● **Exercise goal**:
Among the following entries, count the lines that contain "Sort" and report only the result.

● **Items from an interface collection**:

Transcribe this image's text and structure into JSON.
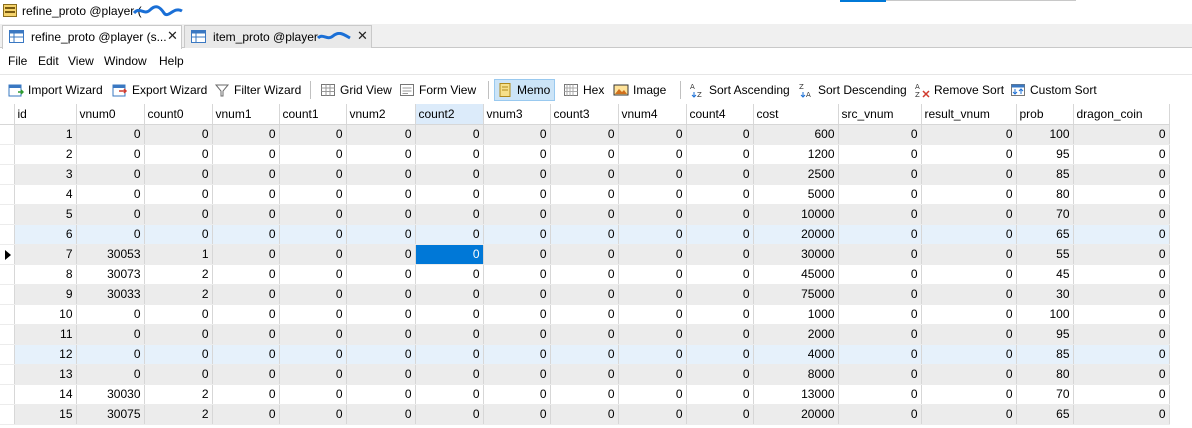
{
  "window": {
    "title": "refine_proto @player ("
  },
  "tabs": [
    {
      "label": "refine_proto @player (s...",
      "close": "✕",
      "active": true
    },
    {
      "label": "item_proto @player",
      "close": "✕",
      "active": false
    }
  ],
  "menu": [
    "File",
    "Edit",
    "View",
    "Window",
    "Help"
  ],
  "toolbar": {
    "import_wizard": "Import Wizard",
    "export_wizard": "Export Wizard",
    "filter_wizard": "Filter Wizard",
    "grid_view": "Grid View",
    "form_view": "Form View",
    "memo": "Memo",
    "hex": "Hex",
    "image": "Image",
    "sort_ascending": "Sort Ascending",
    "sort_descending": "Sort Descending",
    "remove_sort": "Remove Sort",
    "custom_sort": "Custom Sort"
  },
  "grid": {
    "columns": [
      "id",
      "vnum0",
      "count0",
      "vnum1",
      "count1",
      "vnum2",
      "count2",
      "vnum3",
      "count3",
      "vnum4",
      "count4",
      "cost",
      "src_vnum",
      "result_vnum",
      "prob",
      "dragon_coin"
    ],
    "selected_column": "count2",
    "current_row": 7,
    "rows": [
      [
        "1",
        "0",
        "0",
        "0",
        "0",
        "0",
        "0",
        "0",
        "0",
        "0",
        "0",
        "600",
        "0",
        "0",
        "100",
        "0"
      ],
      [
        "2",
        "0",
        "0",
        "0",
        "0",
        "0",
        "0",
        "0",
        "0",
        "0",
        "0",
        "1200",
        "0",
        "0",
        "95",
        "0"
      ],
      [
        "3",
        "0",
        "0",
        "0",
        "0",
        "0",
        "0",
        "0",
        "0",
        "0",
        "0",
        "2500",
        "0",
        "0",
        "85",
        "0"
      ],
      [
        "4",
        "0",
        "0",
        "0",
        "0",
        "0",
        "0",
        "0",
        "0",
        "0",
        "0",
        "5000",
        "0",
        "0",
        "80",
        "0"
      ],
      [
        "5",
        "0",
        "0",
        "0",
        "0",
        "0",
        "0",
        "0",
        "0",
        "0",
        "0",
        "10000",
        "0",
        "0",
        "70",
        "0"
      ],
      [
        "6",
        "0",
        "0",
        "0",
        "0",
        "0",
        "0",
        "0",
        "0",
        "0",
        "0",
        "20000",
        "0",
        "0",
        "65",
        "0"
      ],
      [
        "7",
        "30053",
        "1",
        "0",
        "0",
        "0",
        "0",
        "0",
        "0",
        "0",
        "0",
        "30000",
        "0",
        "0",
        "55",
        "0"
      ],
      [
        "8",
        "30073",
        "2",
        "0",
        "0",
        "0",
        "0",
        "0",
        "0",
        "0",
        "0",
        "45000",
        "0",
        "0",
        "45",
        "0"
      ],
      [
        "9",
        "30033",
        "2",
        "0",
        "0",
        "0",
        "0",
        "0",
        "0",
        "0",
        "0",
        "75000",
        "0",
        "0",
        "30",
        "0"
      ],
      [
        "10",
        "0",
        "0",
        "0",
        "0",
        "0",
        "0",
        "0",
        "0",
        "0",
        "0",
        "1000",
        "0",
        "0",
        "100",
        "0"
      ],
      [
        "11",
        "0",
        "0",
        "0",
        "0",
        "0",
        "0",
        "0",
        "0",
        "0",
        "0",
        "2000",
        "0",
        "0",
        "95",
        "0"
      ],
      [
        "12",
        "0",
        "0",
        "0",
        "0",
        "0",
        "0",
        "0",
        "0",
        "0",
        "0",
        "4000",
        "0",
        "0",
        "85",
        "0"
      ],
      [
        "13",
        "0",
        "0",
        "0",
        "0",
        "0",
        "0",
        "0",
        "0",
        "0",
        "0",
        "8000",
        "0",
        "0",
        "80",
        "0"
      ],
      [
        "14",
        "30030",
        "2",
        "0",
        "0",
        "0",
        "0",
        "0",
        "0",
        "0",
        "0",
        "13000",
        "0",
        "0",
        "70",
        "0"
      ],
      [
        "15",
        "30075",
        "2",
        "0",
        "0",
        "0",
        "0",
        "0",
        "0",
        "0",
        "0",
        "20000",
        "0",
        "0",
        "65",
        "0"
      ]
    ]
  },
  "colors": {
    "selection": "#0078d7",
    "header_selected": "#dcebfa",
    "row_alt": "#ececec",
    "row_tint": "#e6f1fb",
    "scribble": "#1a6fd6"
  }
}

● **Solution to this problem**:
4